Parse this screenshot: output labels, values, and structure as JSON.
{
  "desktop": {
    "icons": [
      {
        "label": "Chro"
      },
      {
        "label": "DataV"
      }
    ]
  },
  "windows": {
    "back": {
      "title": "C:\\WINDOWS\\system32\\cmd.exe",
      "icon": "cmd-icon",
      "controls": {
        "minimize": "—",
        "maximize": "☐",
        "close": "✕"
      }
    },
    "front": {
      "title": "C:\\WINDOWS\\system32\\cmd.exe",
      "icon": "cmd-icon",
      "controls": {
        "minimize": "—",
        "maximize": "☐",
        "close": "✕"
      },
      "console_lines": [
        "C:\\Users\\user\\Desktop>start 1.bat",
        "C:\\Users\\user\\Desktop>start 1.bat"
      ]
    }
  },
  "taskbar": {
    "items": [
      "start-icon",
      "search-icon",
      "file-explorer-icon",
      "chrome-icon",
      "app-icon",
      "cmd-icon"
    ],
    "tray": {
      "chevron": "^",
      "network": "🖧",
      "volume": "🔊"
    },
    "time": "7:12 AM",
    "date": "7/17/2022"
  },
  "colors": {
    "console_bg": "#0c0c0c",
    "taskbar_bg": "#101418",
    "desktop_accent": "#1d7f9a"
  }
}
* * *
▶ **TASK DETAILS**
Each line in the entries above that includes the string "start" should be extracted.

▶ **SOLUTION TO THIS TASK**
        "C:\\Users\\user\\Desktop>start 1.bat",
        "C:\\Users\\user\\Desktop>start 1.bat"
      "start-icon",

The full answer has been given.